- Action item
An exact reproduction of the data below is the required answer.

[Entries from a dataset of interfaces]

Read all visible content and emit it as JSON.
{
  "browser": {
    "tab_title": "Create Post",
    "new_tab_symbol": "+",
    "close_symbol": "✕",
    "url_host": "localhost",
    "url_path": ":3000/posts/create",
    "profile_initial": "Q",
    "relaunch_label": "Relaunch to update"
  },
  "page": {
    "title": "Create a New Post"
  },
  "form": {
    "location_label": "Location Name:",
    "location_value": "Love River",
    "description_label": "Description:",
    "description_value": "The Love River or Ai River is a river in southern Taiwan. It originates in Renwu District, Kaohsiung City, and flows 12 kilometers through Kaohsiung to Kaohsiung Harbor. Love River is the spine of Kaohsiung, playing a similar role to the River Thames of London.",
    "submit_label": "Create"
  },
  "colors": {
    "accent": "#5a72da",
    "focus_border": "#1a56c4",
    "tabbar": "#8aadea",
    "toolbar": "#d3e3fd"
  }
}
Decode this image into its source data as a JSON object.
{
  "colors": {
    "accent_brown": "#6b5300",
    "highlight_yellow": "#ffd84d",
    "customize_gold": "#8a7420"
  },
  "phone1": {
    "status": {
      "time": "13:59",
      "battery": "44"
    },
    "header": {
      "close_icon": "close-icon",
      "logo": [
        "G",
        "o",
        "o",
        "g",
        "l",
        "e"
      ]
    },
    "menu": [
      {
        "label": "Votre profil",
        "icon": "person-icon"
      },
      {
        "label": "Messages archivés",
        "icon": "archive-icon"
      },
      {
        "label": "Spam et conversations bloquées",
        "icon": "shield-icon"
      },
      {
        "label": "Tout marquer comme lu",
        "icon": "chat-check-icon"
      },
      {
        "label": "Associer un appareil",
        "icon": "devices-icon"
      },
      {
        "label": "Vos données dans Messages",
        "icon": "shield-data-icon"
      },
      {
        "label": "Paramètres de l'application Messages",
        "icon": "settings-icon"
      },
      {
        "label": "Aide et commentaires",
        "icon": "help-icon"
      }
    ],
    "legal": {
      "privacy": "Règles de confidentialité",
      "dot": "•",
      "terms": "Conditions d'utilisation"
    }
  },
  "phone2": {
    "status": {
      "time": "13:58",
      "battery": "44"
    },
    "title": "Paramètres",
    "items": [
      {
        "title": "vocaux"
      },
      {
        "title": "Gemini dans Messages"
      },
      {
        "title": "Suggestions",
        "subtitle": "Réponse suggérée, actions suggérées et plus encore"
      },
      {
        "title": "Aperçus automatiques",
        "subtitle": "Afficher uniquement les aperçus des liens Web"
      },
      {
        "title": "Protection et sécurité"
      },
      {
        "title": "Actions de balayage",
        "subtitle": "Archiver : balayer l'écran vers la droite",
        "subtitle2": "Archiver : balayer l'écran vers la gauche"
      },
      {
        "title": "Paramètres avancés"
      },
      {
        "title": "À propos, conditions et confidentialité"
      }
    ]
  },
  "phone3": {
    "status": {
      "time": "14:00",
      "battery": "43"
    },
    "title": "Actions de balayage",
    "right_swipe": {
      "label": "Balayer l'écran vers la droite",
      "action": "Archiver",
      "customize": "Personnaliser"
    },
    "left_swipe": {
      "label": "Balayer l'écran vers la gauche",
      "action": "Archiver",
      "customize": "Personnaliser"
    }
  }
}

- Written reply
Read all visible content and emit it as JSON.
{
  "browser": {
    "tab_title": "Create Post",
    "new_tab_symbol": "+",
    "close_symbol": "✕",
    "url_host": "localhost",
    "url_path": ":3000/posts/create",
    "profile_initial": "Q",
    "relaunch_label": "Relaunch to update"
  },
  "page": {
    "title": "Create a New Post"
  },
  "form": {
    "location_label": "Location Name:",
    "location_value": "Love River",
    "description_label": "Description:",
    "description_value": "The Love River or Ai River is a river in southern Taiwan. It originates in Renwu District, Kaohsiung City, and flows 12 kilometers through Kaohsiung to Kaohsiung Harbor. Love River is the spine of Kaohsiung, playing a similar role to the River Thames of London.",
    "submit_label": "Create"
  },
  "colors": {
    "accent": "#5a72da",
    "focus_border": "#1a56c4",
    "tabbar": "#8aadea",
    "toolbar": "#d3e3fd"
  }
}
Decode this image into its source data as a JSON object.
{
  "colors": {
    "accent_brown": "#6b5300",
    "highlight_yellow": "#ffd84d",
    "customize_gold": "#8a7420"
  },
  "phone1": {
    "status": {
      "time": "13:59",
      "battery": "44"
    },
    "header": {
      "close_icon": "close-icon",
      "logo": [
        "G",
        "o",
        "o",
        "g",
        "l",
        "e"
      ]
    },
    "menu": [
      {
        "label": "Votre profil",
        "icon": "person-icon"
      },
      {
        "label": "Messages archivés",
        "icon": "archive-icon"
      },
      {
        "label": "Spam et conversations bloquées",
        "icon": "shield-icon"
      },
      {
        "label": "Tout marquer comme lu",
        "icon": "chat-check-icon"
      },
      {
        "label": "Associer un appareil",
        "icon": "devices-icon"
      },
      {
        "label": "Vos données dans Messages",
        "icon": "shield-data-icon"
      },
      {
        "label": "Paramètres de l'application Messages",
        "icon": "settings-icon"
      },
      {
        "label": "Aide et commentaires",
        "icon": "help-icon"
      }
    ],
    "legal": {
      "privacy": "Règles de confidentialité",
      "dot": "•",
      "terms": "Conditions d'utilisation"
    }
  },
  "phone2": {
    "status": {
      "time": "13:58",
      "battery": "44"
    },
    "title": "Paramètres",
    "items": [
      {
        "title": "vocaux"
      },
      {
        "title": "Gemini dans Messages"
      },
      {
        "title": "Suggestions",
        "subtitle": "Réponse suggérée, actions suggérées et plus encore"
      },
      {
        "title": "Aperçus automatiques",
        "subtitle": "Afficher uniquement les aperçus des liens Web"
      },
      {
        "title": "Protection et sécurité"
      },
      {
        "title": "Actions de balayage",
        "subtitle": "Archiver : balayer l'écran vers la droite",
        "subtitle2": "Archiver : balayer l'écran vers la gauche"
      },
      {
        "title": "Paramètres avancés"
      },
      {
        "title": "À propos, conditions et confidentialité"
      }
    ]
  },
  "phone3": {
    "status": {
      "time": "14:00",
      "battery": "43"
    },
    "title": "Actions de balayage",
    "right_swipe": {
      "label": "Balayer l'écran vers la droite",
      "action": "Archiver",
      "customize": "Personnaliser"
    },
    "left_swipe": {
      "label": "Balayer l'écran vers la gauche",
      "action": "Archiver",
      "customize": "Personnaliser"
    }
  }
}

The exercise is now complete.